In an interview with FierceTelecom, GTT CEO Rick Calder said that the first phase of the Integration with Interoute would be completed before the end of August.

"We announced internally to the organization that when we closed on May 31st that it would take us 90 days to do the organizational integration," Calder said. "So we think we are very well along on that as we've created a leadership team structure and we've expanded our leadership in our European divisions."

With Interoute in hand, GTT has formed into five divisions: Americas, Carrier, U.K., Europe and SMB. The Americas and Carrier divisions serve enterprise and carrier clients in North America while the U.K. and Europe divisions serve both enterprise and carrier clients in their respective territories. Earlier this month, GTT announced the presidents of the U.K. and European divisions.

With the addition of Interoute, Calder said there were about 3,500 current employees at GTT, but there will be a sizable reduction of the headcount going forward.

"We've really gone through everyone within the organization, our organization and their legacy organization," Calder said. "There's always natural redundancy or overlaps when you put two companies together of this size. We really try to continue to upgrade the so-called DNA of the firm and make sure that we pick the best possible go-forward organizations between the two businesses."

Calder said there were three key elements of the integration of Interoute: organization, systems and network. With the organization aspect set to finish up this month, Calder said GTT was starting to see SG&A (selling, general and administrative expense) cost synergies  and synergies driven by the network integration.

"With SG&A there's the fact that we both pay our auditors. We both pay accountants. We both have overlapping systems. We have some overlapping rent," Calder said. "It's all of the things that we used to have two of that now for many of them we now need only one, or least a bigger version of only one. We're well along on that and we expect those synergies to come very quickly.

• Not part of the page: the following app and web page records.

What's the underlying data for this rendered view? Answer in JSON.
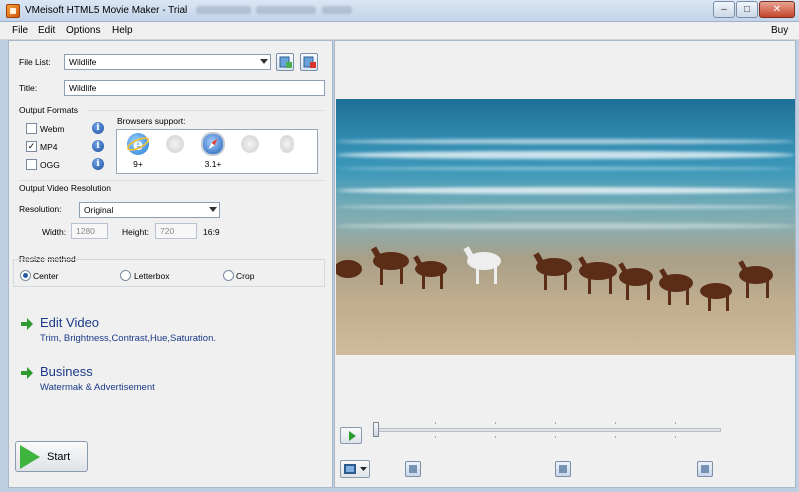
{
  "window": {
    "title": "VMeisoft HTML5 Movie Maker - Trial",
    "controls": {
      "minimize": "–",
      "maximize": "□",
      "close": "✕"
    }
  },
  "menu": {
    "items": [
      {
        "label": "File"
      },
      {
        "label": "Edit"
      },
      {
        "label": "Options"
      },
      {
        "label": "Help"
      }
    ],
    "buy_label": "Buy"
  },
  "file_list": {
    "label": "File List:",
    "selected": "Wildlife"
  },
  "title_field": {
    "label": "Title:",
    "value": "Wildlife"
  },
  "output_formats": {
    "heading": "Output Formats",
    "formats": [
      {
        "name": "Webm",
        "checked": false
      },
      {
        "name": "MP4",
        "checked": true
      },
      {
        "name": "OGG",
        "checked": false
      }
    ],
    "info_icon": "info-icon"
  },
  "browsers": {
    "heading": "Browsers support:",
    "items": [
      {
        "name": "ie-icon",
        "version": "9+",
        "active": true
      },
      {
        "name": "firefox-icon",
        "version": "",
        "active": false
      },
      {
        "name": "safari-icon",
        "version": "3.1+",
        "active": true
      },
      {
        "name": "chrome-icon",
        "version": "",
        "active": false
      },
      {
        "name": "opera-icon",
        "version": "",
        "active": false
      }
    ]
  },
  "resolution": {
    "heading": "Output Video Resolution",
    "label": "Resolution:",
    "selected": "Original",
    "width_label": "Width:",
    "width_value": "1280",
    "height_label": "Height:",
    "height_value": "720",
    "aspect": "16:9"
  },
  "resize": {
    "heading": "Resize method",
    "options": [
      {
        "label": "Center",
        "selected": true
      },
      {
        "label": "Letterbox",
        "selected": false
      },
      {
        "label": "Crop",
        "selected": false
      }
    ]
  },
  "actions": [
    {
      "title": "Edit Video",
      "subtitle": "Trim, Brightness,Contrast,Hue,Saturation."
    },
    {
      "title": "Business",
      "subtitle": "Watermak & Advertisement"
    }
  ],
  "start_label": "Start",
  "player": {
    "progress": 0
  },
  "colors": {
    "accent_text": "#1a3a88",
    "start_green": "#3fb43f"
  }
}
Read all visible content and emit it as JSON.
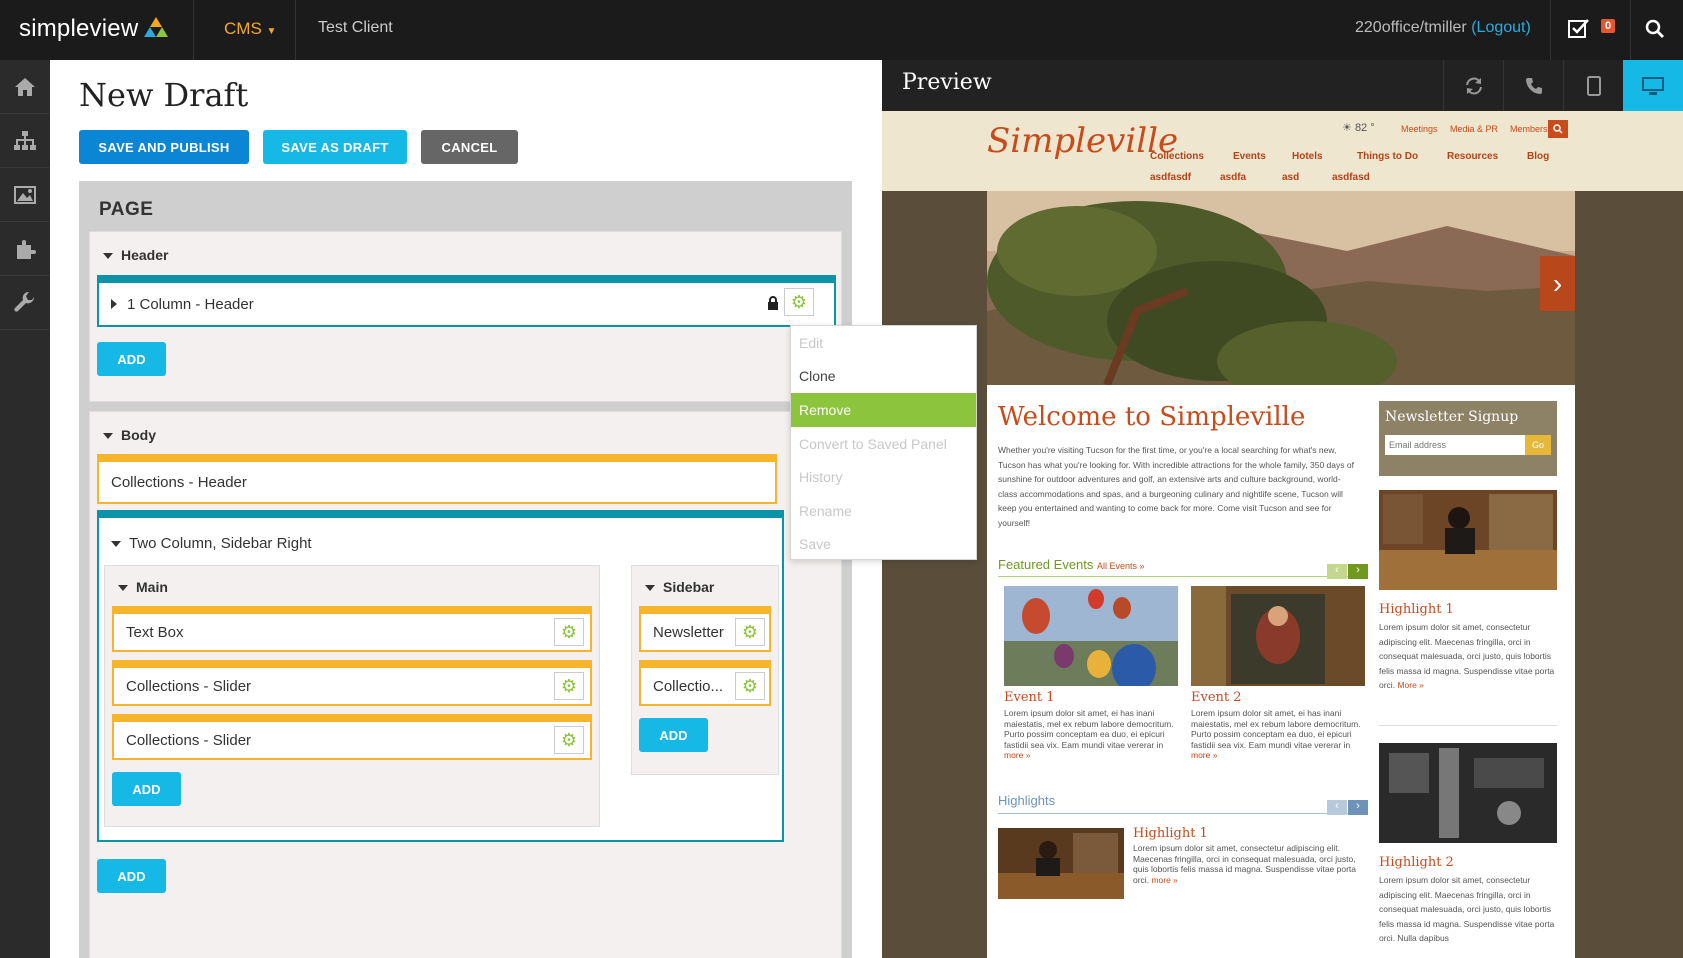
{
  "topbar": {
    "brand": "simpleview",
    "module": "CMS",
    "client": "Test Client",
    "user": "220office/tmiller",
    "logout": "(Logout)",
    "task_count": "0"
  },
  "editor": {
    "title": "New Draft",
    "buttons": {
      "publish": "SAVE AND PUBLISH",
      "draft": "SAVE AS DRAFT",
      "cancel": "CANCEL"
    },
    "page_label": "PAGE",
    "header_section": {
      "label": "Header",
      "rows": [
        "1 Column - Header"
      ],
      "add": "ADD"
    },
    "body_section": {
      "label": "Body",
      "rows": [
        "Collections - Header",
        "Two Column, Sidebar Right"
      ],
      "main": {
        "label": "Main",
        "rows": [
          "Text Box",
          "Collections - Slider",
          "Collections - Slider"
        ],
        "add": "ADD"
      },
      "sidebar": {
        "label": "Sidebar",
        "rows": [
          "Newsletter",
          "Collectio..."
        ],
        "add": "ADD"
      },
      "add": "ADD"
    }
  },
  "context_menu": {
    "items": [
      {
        "label": "Edit",
        "enabled": false
      },
      {
        "label": "Clone",
        "enabled": true
      },
      {
        "label": "Remove",
        "enabled": true,
        "active": true
      },
      {
        "label": "Convert to Saved Panel",
        "enabled": false
      },
      {
        "label": "History",
        "enabled": false
      },
      {
        "label": "Rename",
        "enabled": false
      },
      {
        "label": "Save",
        "enabled": false
      }
    ],
    "active_color": "#8cc43d"
  },
  "preview": {
    "title": "Preview",
    "site": {
      "logo": "Simpleville",
      "weather": "82 °",
      "top_links": [
        "Meetings",
        "Media & PR",
        "Members"
      ],
      "nav": [
        "Collections",
        "Events",
        "Hotels",
        "Things to Do",
        "Resources",
        "Blog"
      ],
      "nav2": [
        "asdfasdf",
        "asdfa",
        "asd",
        "asdfasd"
      ],
      "welcome": "Welcome to Simpleville",
      "intro": "Whether you're visiting Tucson for the first time, or you're a local searching for what's new, Tucson has what you're looking for. With incredible attractions for the whole family, 350 days of sunshine for outdoor adventures and golf, an extensive arts and culture background, world-class accommodations and spas, and a burgeoning culinary and nightlife scene, Tucson will keep you entertained and wanting to come back for more. Come visit Tucson and see for yourself!",
      "featured_events": "Featured Events",
      "all_events": "All Events »",
      "event1": "Event 1",
      "event2": "Event 2",
      "event_text": "Lorem ipsum dolor sit amet, ei has inani maiestatis, mel ex rebum labore democritum. Purto possim conceptam ea duo, ei epicuri fastidii sea vix. Eam mundi vitae vererar in",
      "more": "more »",
      "highlights": "Highlights",
      "highlight1": "Highlight 1",
      "highlight_text": "Lorem ipsum dolor sit amet, consectetur adipiscing elit. Maecenas fringilla, orci in consequat malesuada, orci justo, quis lobortis felis massa id magna. Suspendisse vitae porta orci.",
      "newsletter": "Newsletter Signup",
      "email_placeholder": "Email address",
      "go": "Go",
      "side_highlight1": "Highlight 1",
      "side_highlight2": "Highlight 2",
      "side_text": "Lorem ipsum dolor sit amet, consectetur adipiscing elit. Maecenas fringilla, orci in consequat malesuada, orci justo, quis lobortis felis massa id magna. Suspendisse vitae porta orci.",
      "side_text2": "Lorem ipsum dolor sit amet, consectetur adipiscing elit. Maecenas fringilla, orci in consequat malesuada, orci justo, quis lobortis felis massa id magna. Suspendisse vitae porta orci. Nulla dapibus",
      "side_more": "More »"
    }
  }
}
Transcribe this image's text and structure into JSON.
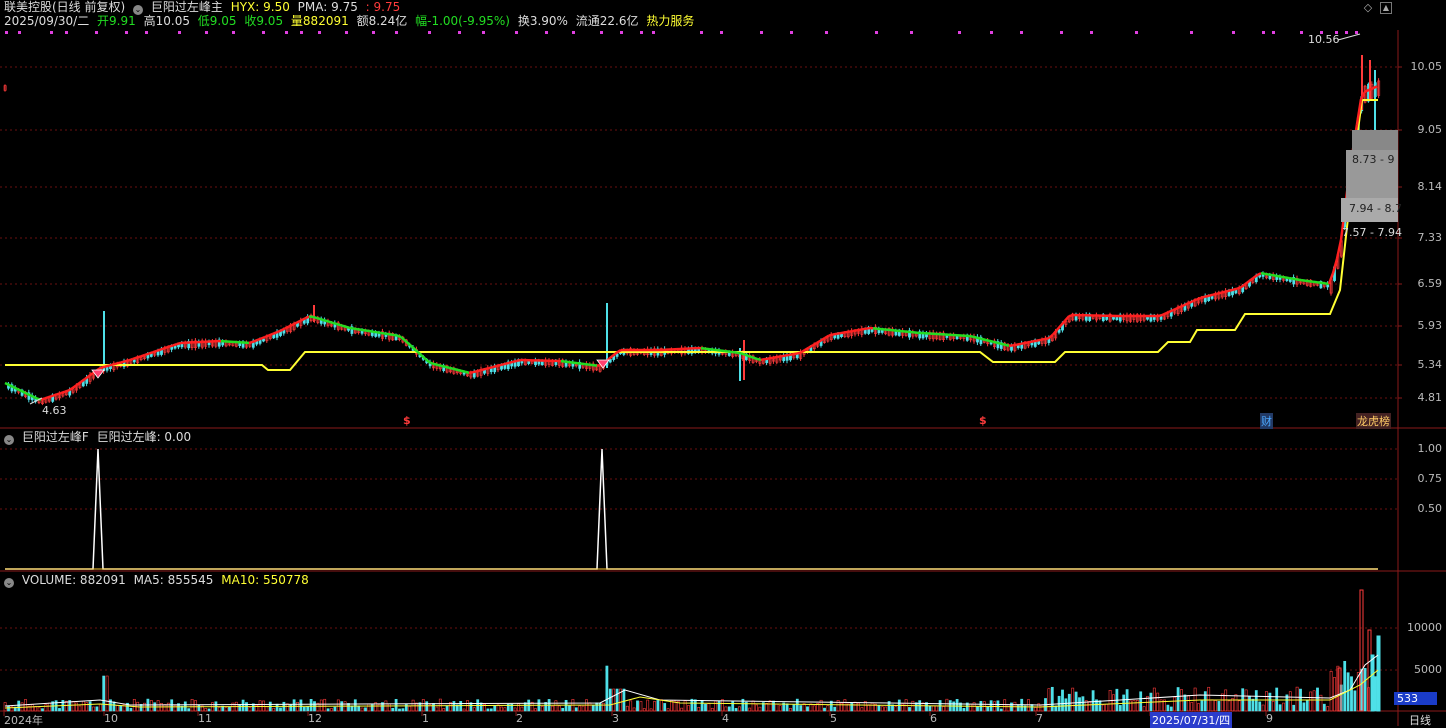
{
  "header": {
    "stock_name": "联美控股(日线 前复权)",
    "indicator_name": "巨阳过左峰主",
    "hyx_label": "HYX: 9.50",
    "pma_label": "PMA: 9.75",
    "pma2_label": ": 9.75",
    "date": "2025/09/30/二",
    "open": "开9.91",
    "high": "高10.05",
    "low": "低9.05",
    "close": "收9.05",
    "volume": "量882091",
    "amount": "额8.24亿",
    "change": "幅-1.00(-9.95%)",
    "turnover": "换3.90%",
    "float": "流通22.6亿",
    "service": "热力服务"
  },
  "colors": {
    "up": "#ff3b3b",
    "down": "#4ee0e8",
    "support": "#ffff33",
    "ma_red": "#ff2020",
    "ma_green": "#22dd22",
    "grid": "#6a1010",
    "magenta": "#e040e0"
  },
  "price_axis": {
    "ticks": [
      "10.05",
      "9.05",
      "8.14",
      "7.33",
      "6.59",
      "5.93",
      "5.34",
      "4.81"
    ]
  },
  "price_annotations": {
    "high_label": "10.56",
    "low_label": "4.63",
    "range1": "8.73 - 9",
    "range2": "7.94 - 8.7",
    "range3": "7.57 - 7.94"
  },
  "markers": {
    "dollar": "$",
    "cai": "财",
    "longhu": "龙虎榜"
  },
  "sub1": {
    "title": "巨阳过左峰F",
    "value_label": "巨阳过左峰: 0.00",
    "ticks": [
      "1.00",
      "0.75",
      "0.50"
    ]
  },
  "sub2": {
    "title": "VOLUME: 882091",
    "ma5": "MA5: 855545",
    "ma10": "MA10: 550778",
    "ticks": [
      "10000",
      "5000"
    ],
    "unit_badge": "533"
  },
  "xaxis": {
    "labels": [
      "2024年",
      "10",
      "11",
      "12",
      "1",
      "2",
      "3",
      "4",
      "5",
      "6",
      "7",
      "2025/07/31/四",
      "9"
    ],
    "period": "日线"
  },
  "chart_data": [
    {
      "type": "line",
      "title": "巨阳过左峰F",
      "series": [
        {
          "name": "巨阳过左峰",
          "values": [
            0,
            1,
            0,
            1,
            0
          ]
        }
      ],
      "x": [
        "2024/10",
        "2024/10",
        "2025/02",
        "2025/03",
        "2025/09"
      ],
      "ylim": [
        0,
        1
      ]
    },
    {
      "type": "bar",
      "title": "VOLUME",
      "series": [
        {
          "name": "VOLUME",
          "values": [
            882091
          ]
        },
        {
          "name": "MA5",
          "values": [
            855545
          ]
        },
        {
          "name": "MA10",
          "values": [
            550778
          ]
        }
      ]
    }
  ]
}
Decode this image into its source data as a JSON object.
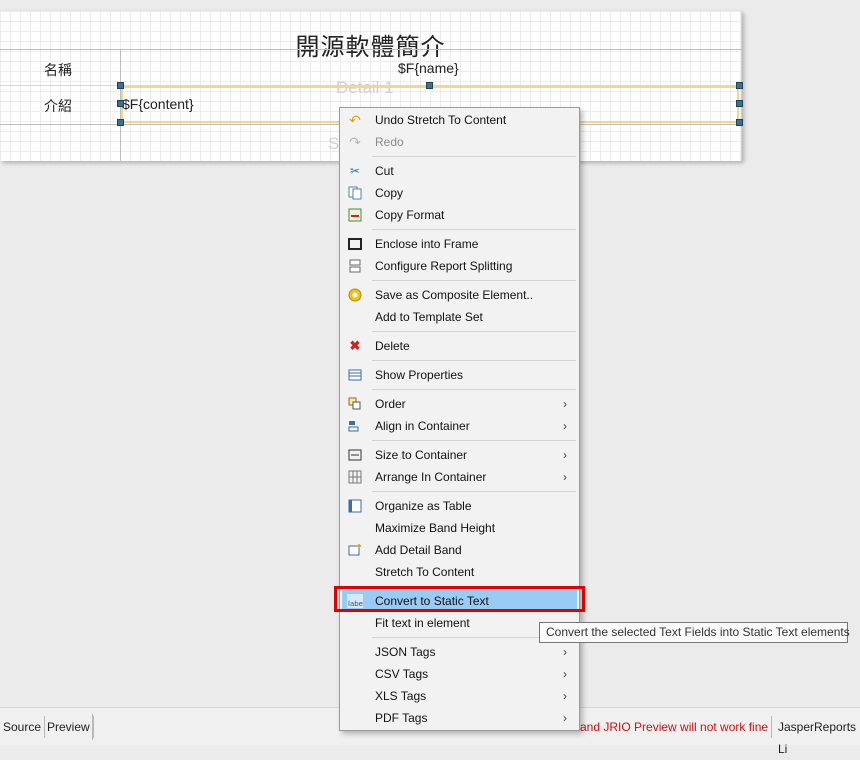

"The last synergy is network and I think we're quite well along on that as well. We were very asset heavy in the Atlantic and part of the U.S. in terms of long-haul network. Now we can utilize assets across both networks. They (Interoute) were obviously very significantly asset intensive in Europe. There were a lot of assets that we would then have to purchase or lease from others. We have already collapsed most of that onto each other's backbones."

Calder said GTT has blended in some of Interoute's Tier 2 backbone traffic onto its Tier 1 backbone, which means GTT gains more points of presence and pays less to third parties since it's now able to use its own assets.

"When we announced the deal we said we expected synergy realization over the first three or four quarters and if anything, I think we're ahead of pace in completing all of that activity," Calder said.

Cultural transformation

Calder said that since GTT had previously done business with Interoute—along with him having spent time with Interoute CEO Gareth Williams—there hasn't been a culture clash.

"I think we always shared very similar cultural outlooks in that we were smaller firms that have attacked the incumbent telco monopolies— you know, BT, AT&T, Verizon, Orange, pick your favorite incumbent— and as a function of that, we have a scrappier, smaller company attitude of David vs. Goliath," he said. "They (Interoute) use different words or terms, but they have same cultural values that we talk about constantly internally and those are: simplicity, speed and agility. Simplicity means we are easy to do business with, speed is fast and responsive. Agility is strive to say 'yes,' particularly to your clients. As I like to say, it's really the opposite of doing business with the incumbent (provider).

"They have 22 offices across Europe and I went to pretty much all of them. I had a great time telling people we are together an even stronger disrupter to the incumbents and we have the ability to liberate clients from their clutches. I told them to join our banner, which we think is a better place to be."

Source: fiercetelecom